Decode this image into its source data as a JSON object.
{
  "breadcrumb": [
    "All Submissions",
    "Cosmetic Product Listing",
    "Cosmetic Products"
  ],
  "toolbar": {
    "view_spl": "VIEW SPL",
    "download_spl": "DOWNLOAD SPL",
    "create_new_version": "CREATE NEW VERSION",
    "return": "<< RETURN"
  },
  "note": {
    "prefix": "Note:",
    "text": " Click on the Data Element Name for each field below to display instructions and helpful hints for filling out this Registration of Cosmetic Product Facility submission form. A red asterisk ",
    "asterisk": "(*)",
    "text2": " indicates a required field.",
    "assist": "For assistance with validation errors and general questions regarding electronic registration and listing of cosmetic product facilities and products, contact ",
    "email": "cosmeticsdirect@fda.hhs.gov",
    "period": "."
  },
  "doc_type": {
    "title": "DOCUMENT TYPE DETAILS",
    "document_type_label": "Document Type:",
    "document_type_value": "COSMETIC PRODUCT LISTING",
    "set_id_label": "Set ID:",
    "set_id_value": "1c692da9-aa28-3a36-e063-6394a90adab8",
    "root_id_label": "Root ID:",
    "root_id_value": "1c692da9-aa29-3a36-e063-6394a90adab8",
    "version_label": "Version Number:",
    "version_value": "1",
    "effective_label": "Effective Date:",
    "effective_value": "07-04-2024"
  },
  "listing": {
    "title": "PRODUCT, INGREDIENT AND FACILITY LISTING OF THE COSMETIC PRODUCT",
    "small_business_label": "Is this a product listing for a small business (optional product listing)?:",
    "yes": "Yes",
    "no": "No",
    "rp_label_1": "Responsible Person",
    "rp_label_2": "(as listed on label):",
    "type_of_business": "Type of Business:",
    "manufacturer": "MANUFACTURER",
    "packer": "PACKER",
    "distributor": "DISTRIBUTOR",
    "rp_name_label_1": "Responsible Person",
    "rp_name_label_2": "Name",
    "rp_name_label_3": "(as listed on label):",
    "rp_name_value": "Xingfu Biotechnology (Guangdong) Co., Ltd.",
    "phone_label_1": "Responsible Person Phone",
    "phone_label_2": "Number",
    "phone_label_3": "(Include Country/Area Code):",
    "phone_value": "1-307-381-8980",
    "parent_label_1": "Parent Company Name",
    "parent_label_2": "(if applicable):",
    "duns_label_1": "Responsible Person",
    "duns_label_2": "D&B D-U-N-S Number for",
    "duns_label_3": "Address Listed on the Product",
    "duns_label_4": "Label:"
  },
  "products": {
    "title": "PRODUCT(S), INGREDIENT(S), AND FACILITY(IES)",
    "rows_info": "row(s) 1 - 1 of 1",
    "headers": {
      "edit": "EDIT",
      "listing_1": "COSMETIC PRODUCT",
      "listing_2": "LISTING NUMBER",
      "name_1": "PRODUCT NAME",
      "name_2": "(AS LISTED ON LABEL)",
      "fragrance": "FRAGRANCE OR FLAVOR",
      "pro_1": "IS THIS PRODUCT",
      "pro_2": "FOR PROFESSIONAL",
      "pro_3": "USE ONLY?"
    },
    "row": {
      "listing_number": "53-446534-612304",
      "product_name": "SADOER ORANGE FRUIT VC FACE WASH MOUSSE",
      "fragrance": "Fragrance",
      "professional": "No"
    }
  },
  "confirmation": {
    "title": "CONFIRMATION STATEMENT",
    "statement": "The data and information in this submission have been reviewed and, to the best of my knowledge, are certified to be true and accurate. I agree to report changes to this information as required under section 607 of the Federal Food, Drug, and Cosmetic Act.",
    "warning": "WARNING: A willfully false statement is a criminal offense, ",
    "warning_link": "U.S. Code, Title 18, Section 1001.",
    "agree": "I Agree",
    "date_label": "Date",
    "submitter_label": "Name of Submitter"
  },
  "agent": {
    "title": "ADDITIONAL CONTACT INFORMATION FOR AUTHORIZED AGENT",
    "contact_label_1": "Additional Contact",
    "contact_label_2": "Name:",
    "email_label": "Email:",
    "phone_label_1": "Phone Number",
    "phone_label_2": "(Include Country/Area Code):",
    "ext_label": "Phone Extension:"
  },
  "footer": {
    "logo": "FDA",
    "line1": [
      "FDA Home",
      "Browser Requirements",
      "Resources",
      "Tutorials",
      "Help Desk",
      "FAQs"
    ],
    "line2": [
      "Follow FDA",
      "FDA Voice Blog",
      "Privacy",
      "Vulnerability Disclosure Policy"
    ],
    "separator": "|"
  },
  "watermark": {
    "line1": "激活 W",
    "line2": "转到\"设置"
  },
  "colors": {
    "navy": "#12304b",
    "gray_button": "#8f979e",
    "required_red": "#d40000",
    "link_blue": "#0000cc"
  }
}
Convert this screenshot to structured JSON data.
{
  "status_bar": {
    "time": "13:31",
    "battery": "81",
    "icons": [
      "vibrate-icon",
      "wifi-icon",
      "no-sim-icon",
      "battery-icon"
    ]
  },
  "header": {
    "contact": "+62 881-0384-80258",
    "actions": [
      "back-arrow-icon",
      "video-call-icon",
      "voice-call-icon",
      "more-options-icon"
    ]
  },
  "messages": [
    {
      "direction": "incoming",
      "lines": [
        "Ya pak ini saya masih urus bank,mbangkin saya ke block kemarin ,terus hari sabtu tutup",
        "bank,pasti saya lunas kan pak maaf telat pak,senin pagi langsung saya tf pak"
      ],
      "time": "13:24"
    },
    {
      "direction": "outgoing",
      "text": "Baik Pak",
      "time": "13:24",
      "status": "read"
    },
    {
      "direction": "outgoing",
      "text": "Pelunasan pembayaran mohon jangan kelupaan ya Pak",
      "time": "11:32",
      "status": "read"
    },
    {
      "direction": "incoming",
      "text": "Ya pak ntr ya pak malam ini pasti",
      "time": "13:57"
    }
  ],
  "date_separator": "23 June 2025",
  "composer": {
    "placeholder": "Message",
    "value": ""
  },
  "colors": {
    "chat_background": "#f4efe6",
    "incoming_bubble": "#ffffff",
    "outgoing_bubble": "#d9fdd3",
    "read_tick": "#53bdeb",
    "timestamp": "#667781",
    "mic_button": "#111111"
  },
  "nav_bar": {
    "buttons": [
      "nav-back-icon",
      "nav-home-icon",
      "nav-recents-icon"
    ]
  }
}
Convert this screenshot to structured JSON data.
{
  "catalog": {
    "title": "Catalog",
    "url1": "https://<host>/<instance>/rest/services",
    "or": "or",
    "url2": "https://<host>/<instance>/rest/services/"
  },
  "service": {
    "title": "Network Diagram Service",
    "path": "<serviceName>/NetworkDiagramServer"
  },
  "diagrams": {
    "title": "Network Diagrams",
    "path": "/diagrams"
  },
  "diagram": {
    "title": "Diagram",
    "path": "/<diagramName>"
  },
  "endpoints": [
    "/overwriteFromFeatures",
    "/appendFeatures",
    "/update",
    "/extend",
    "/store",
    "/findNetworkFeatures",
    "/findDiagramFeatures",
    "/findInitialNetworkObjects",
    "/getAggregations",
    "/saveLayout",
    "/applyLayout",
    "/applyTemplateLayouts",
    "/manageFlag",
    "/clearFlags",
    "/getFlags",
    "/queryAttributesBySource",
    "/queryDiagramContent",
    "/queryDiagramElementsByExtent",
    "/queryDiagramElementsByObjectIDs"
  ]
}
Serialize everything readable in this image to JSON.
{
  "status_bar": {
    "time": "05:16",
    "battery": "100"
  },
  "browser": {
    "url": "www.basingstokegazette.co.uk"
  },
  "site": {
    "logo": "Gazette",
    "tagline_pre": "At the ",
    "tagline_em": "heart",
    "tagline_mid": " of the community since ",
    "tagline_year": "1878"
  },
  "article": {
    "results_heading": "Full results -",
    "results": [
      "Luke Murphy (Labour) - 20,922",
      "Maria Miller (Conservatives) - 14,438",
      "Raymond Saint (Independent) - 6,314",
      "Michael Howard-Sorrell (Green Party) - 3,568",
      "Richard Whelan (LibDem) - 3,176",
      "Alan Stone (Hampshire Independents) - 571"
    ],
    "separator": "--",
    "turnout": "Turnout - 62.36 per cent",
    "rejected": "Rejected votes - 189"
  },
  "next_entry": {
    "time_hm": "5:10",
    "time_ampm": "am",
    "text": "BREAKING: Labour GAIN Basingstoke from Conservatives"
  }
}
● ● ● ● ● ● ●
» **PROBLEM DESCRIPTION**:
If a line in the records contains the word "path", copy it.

» **RESULT FOR THIS EXERCISE**:
    "path": "<serviceName>/NetworkDiagramServer"
    "path": "/diagrams"
    "path": "/<diagramName>"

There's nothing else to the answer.